Drink Up! But How Much?

Water covers about seventy five percent of the planet, and composes seventy to ninety five percent of the cells of most living organisms.

Even considering this comparison between the human body and planet Earth, water is an immensely important component of health. Water is a transport medium in the body, it's used in evaporative cooling (sweating), it's a medium for chemical reactions, and accounts for about half of blood plasma. You might have heard that we can live without food for weeks, but without water we will likely perish in days even in otherwise optimal circumstances.

There exists the implication that proper hydration levels are imperative not only for general health, but also for physically active people. I grew up hearing that I should drink sixty four ounces of water daily for good health. Today, I would concede that is not a bad recommendation, but I will go on to claim this is not optimal hydration. The reason why is because everybody is different and their individual demands for water are different, too.

Let's consider two extremes--a professional adult athlete and a newborn baby. The baby, assuming it is healthy, has been growing and will likely continue to grow for the next fifteen to twenty years. The athlete is fully grown and is expending large amounts of energy by being physically active on a frequent basis. These two specimens could differ in body weight by as much as two hundred pounds, so their water intake should be equal, right? I'll break it down on a very basic level. If the athlete only needs sixty four ounces of water, and his/her body has enough mass to properly distribute the water, then how can a baby manage the same amount of water? If we consider a role reversal in which the baby can and does require sixty four ounces of water daily, then how is that anywhere near enough water for an adult who is highly active, sweating, and breathing heavily nearly everyday? No. It's too much water for the baby, and not enough for the athlete, respectively.

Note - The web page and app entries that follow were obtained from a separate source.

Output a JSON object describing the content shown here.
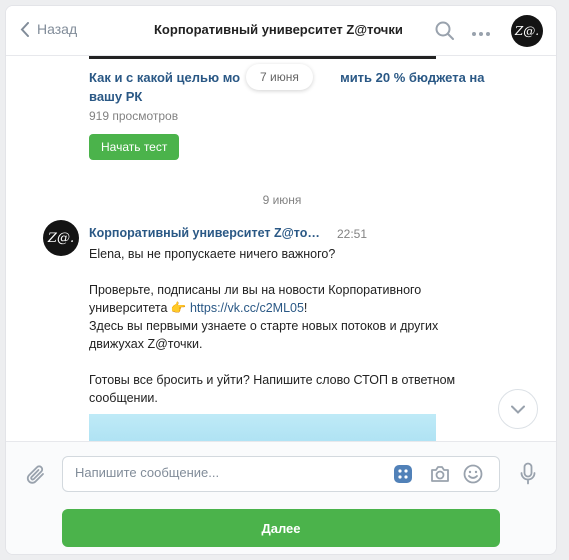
{
  "header": {
    "back_label": "Назад",
    "title": "Корпоративный университет Z@точки",
    "avatar_text": "Z@."
  },
  "feed": {
    "link_title": "Как и с какой целью мо",
    "link_title_tail": "мить 20 % бюджета на вашу РК",
    "floating_date": "7 июня",
    "views": "919 просмотров",
    "start_test_label": "Начать тест",
    "date_separator": "9 июня",
    "message": {
      "avatar_text": "Z@.",
      "author": "Корпоративный университет Z@то…",
      "time": "22:51",
      "lines": {
        "l1": "Elena, вы не пропускаете ничего важного?",
        "l2": "Проверьте, подписаны ли вы на новости Корпоративного",
        "l3_prefix": "университета",
        "l3_emoji": "👉",
        "l3_link": "https://vk.cc/c2ML05",
        "l3_suffix": "!",
        "l4": "Здесь вы первыми узнаете о старте новых потоков и других",
        "l5": "движухах Z@точки.",
        "l6": "Готовы все бросить и уйти? Напишите слово СТОП в ответном",
        "l7": "сообщении."
      }
    }
  },
  "composer": {
    "placeholder": "Напишите сообщение...",
    "next_label": "Далее"
  },
  "colors": {
    "accent_green": "#4bb34b",
    "link_blue": "#2a5885",
    "icon_gray": "#99a2ad"
  }
}
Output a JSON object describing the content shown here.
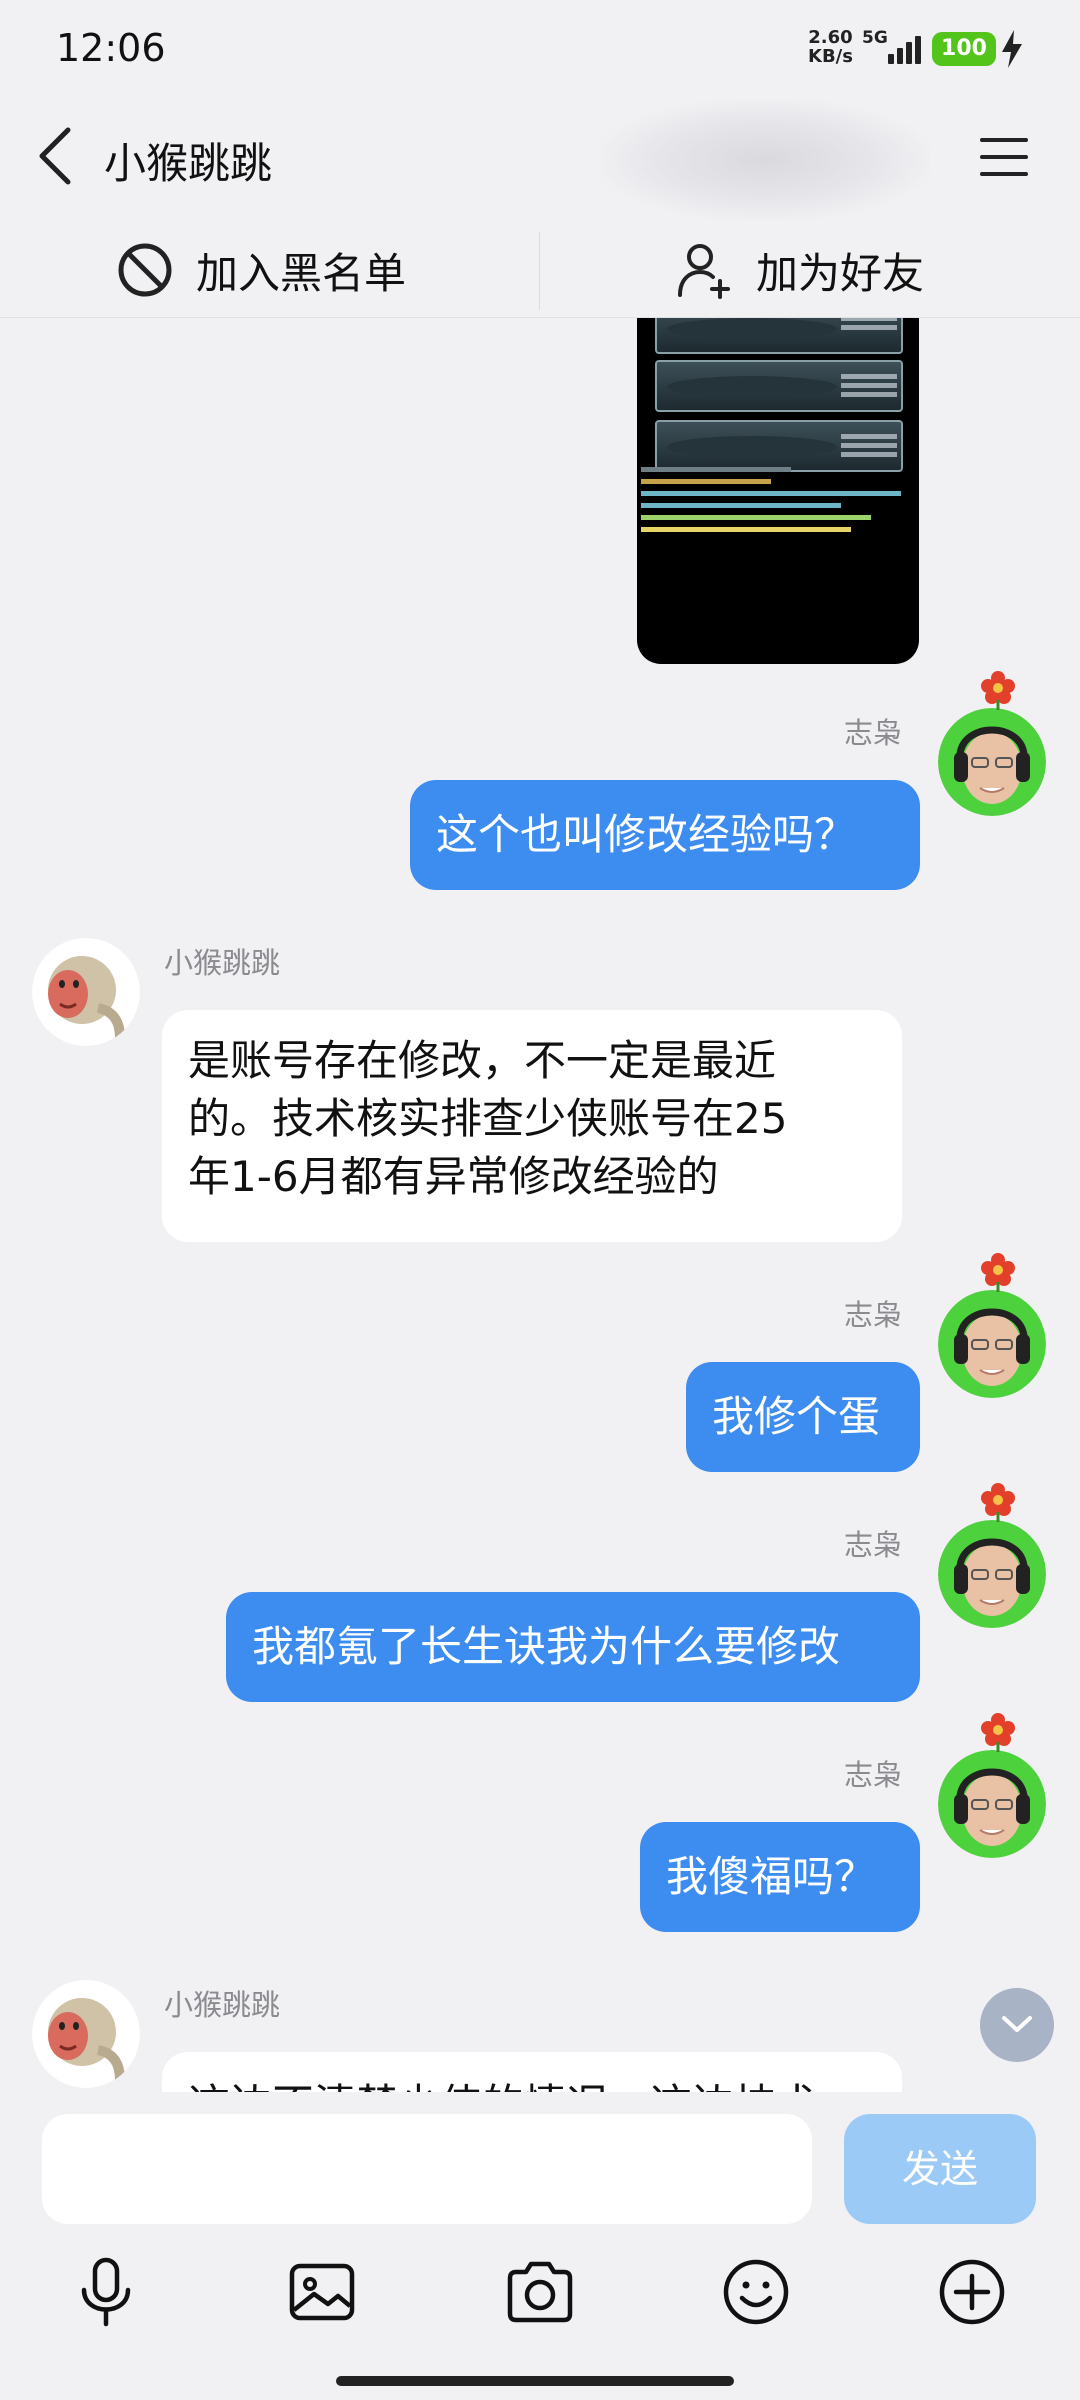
{
  "status_bar": {
    "time": "12:06",
    "net_speed_value": "2.60",
    "net_speed_unit": "KB/s",
    "network": "5G",
    "battery": "100"
  },
  "header": {
    "title": "小猴跳跳",
    "back_icon": "chevron-left-icon",
    "menu_icon": "hamburger-menu-icon"
  },
  "actions": {
    "blacklist": "加入黑名单",
    "add_friend": "加为好友"
  },
  "messages": [
    {
      "sender": "志枭",
      "text": "这个也叫修改经验吗？",
      "direction": "out"
    },
    {
      "sender": "小猴跳跳",
      "line1": "是账号存在修改，不一定是最近",
      "line2": "的。技术核实排查少侠账号在25",
      "line3": "年1-6月都有异常修改经验的",
      "direction": "in"
    },
    {
      "sender": "志枭",
      "text": "我修个蛋",
      "direction": "out"
    },
    {
      "sender": "志枭",
      "text": "我都氪了长生诀我为什么要修改",
      "direction": "out"
    },
    {
      "sender": "志枭",
      "text": "我傻福吗？",
      "direction": "out"
    },
    {
      "sender": "小猴跳跳",
      "text": "这边不清楚少侠的情况，这边技术",
      "direction": "in"
    }
  ],
  "input": {
    "placeholder": "",
    "send": "发送"
  },
  "toolbar_icons": [
    "microphone-icon",
    "image-icon",
    "camera-icon",
    "emoji-icon",
    "plus-icon"
  ],
  "colors": {
    "outgoing_bubble": "#3d8cf0",
    "incoming_bubble": "#ffffff",
    "background": "#f1f1f4",
    "send_button": "#9ccaf7",
    "battery": "#52c41a"
  }
}
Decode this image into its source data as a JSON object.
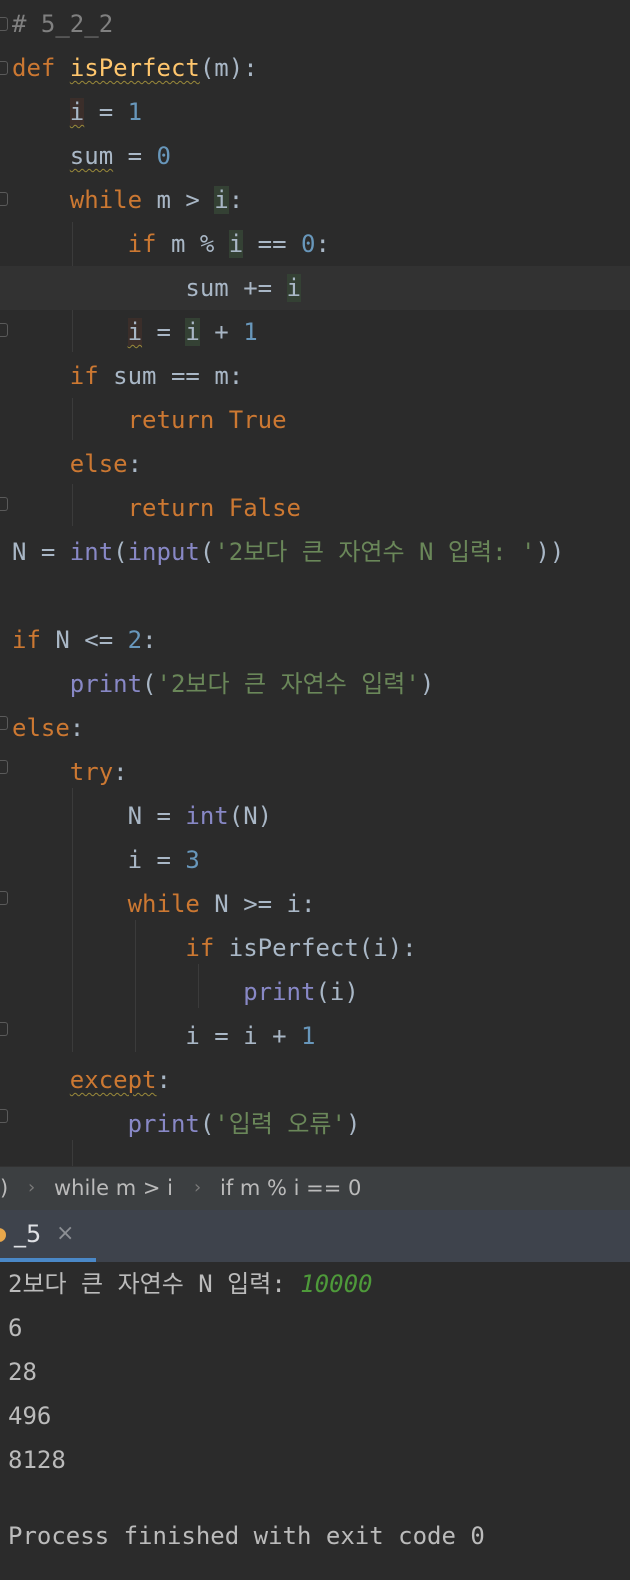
{
  "editor": {
    "comment": "# 5_2_2",
    "code": {
      "def": "def",
      "func_name": "isPerfect",
      "param": "(m):",
      "i_var": "i",
      "eq": " = ",
      "one": "1",
      "sum_var": "sum",
      "zero": "0",
      "while": "while",
      "if": "if",
      "else": "else",
      "try": "try",
      "except": "except",
      "return": "return",
      "true": "True",
      "false": "False",
      "int": "int",
      "input": "input",
      "print": "print",
      "two": "2",
      "three": "3",
      "prompt_str": "'2보다 큰 자연수 N 입력: '",
      "warn_str": "'2보다 큰 자연수 입력'",
      "err_str": "'입력 오류'"
    }
  },
  "breadcrumb": {
    "item0": ")",
    "item1": "while m > i",
    "item2": "if m % i == 0"
  },
  "run_panel": {
    "tab_label": "_5",
    "close_glyph": "×"
  },
  "console": {
    "prompt": "2보다 큰 자연수 N 입력: ",
    "user_input": "10000",
    "outputs": [
      "6",
      "28",
      "496",
      "8128"
    ],
    "exit_message": "Process finished with exit code 0"
  },
  "colors": {
    "keyword": "#cc7832",
    "number": "#6897bb",
    "string": "#6a8759",
    "builtin": "#8888c6",
    "function": "#ffc66d",
    "user_input": "#4e9a3a",
    "tab_underline": "#4a88c7"
  }
}
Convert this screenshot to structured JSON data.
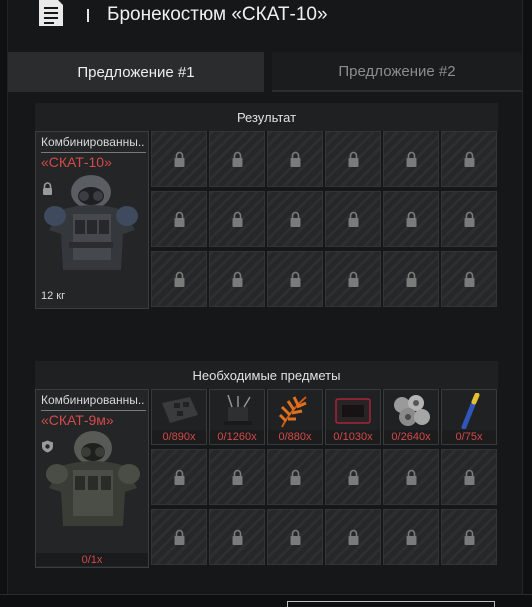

The demands between the two subjects differ based on age, body weight, and level of physical activity if all else is equal.

    Have you ever noticed water pitchers and drinking glasses in court rooms, lecture halls, and in conference rooms? If you have never considered why this is, or if you've never participated in the events in these spaces, then know it's because consistent air passage along the trachea and oral cavity causes dehydration. People who are talking for extended periods of time tend to get a dry mouth, and gracious hosts of these events have offered the concession of a water supply. You might have noticed this phenomenon as you walk on a treadmill for a while; the intensity of the exertion may not be high (i.e., your not sweating that much), but your increased respiration has evaporated water from the inside of your body. This is also why carpet cleaners direct high-powered fans across or under the carpet because applying a wind source tends to evaporate moisture.

What if someone isn't physically active but is in a hot environment, such as sitting on the beach/pool all day without talking? Is that sixty four ounces of water enough? Probably not, no, since most beaches tend to correlate with high ambient temperatures, meaning this person is going to lose water via perspiration. Thirst is an indication that your hydration levels are low, and if you are thirsty, then you are already dehydrated.

Dehydration doesn't necessarily mean "emergency," but you are below the level of what the body needs. Don't wait until you are thirsty to drink water.

    In order to determine how much water we need we must consider each subject on its own without applying a global template. The biggest factors to keep in mind are body weight, physical activity level, level of respiration/talking, and exposure to high temperatures.

Written by Personal Trainer/Instructor; Justin Lee

Written by Personal Trainer/Instructor; Justin Lee

I calculate my baseline water intake level by starting with my body weight. I take this number which is measured in pounds, and I replace the unit of pounds with ounces.

Note I'm not converting the pounds into the equivalent number of ounces, but I'm simply replacing the pound unit with the ounce unit. I then take this number and multiply it by 0.6; this results in sixty percent of the first number. This is the baseline amount if water in ounces I should drink everyday. I say "baseline" because I live in a humid area, I speak somewhat frequently, and I'm physically active, therefore the calculated number is not sufficient for optimal hydration levels. For example, if a man weighs two hundred pounds, then he would multiply 200 by 0.6 and get the baseline result of 120 ounces of daily water. What works best for me is to get about 25% of it every morning soon after I wake up. I likeknowing that I've got a big chunk of my baseline water in my body as soon as possible in my day.

Now it's your turn! Weigh yourself, find your baseline water amount, and start hydrating!

- JL Fit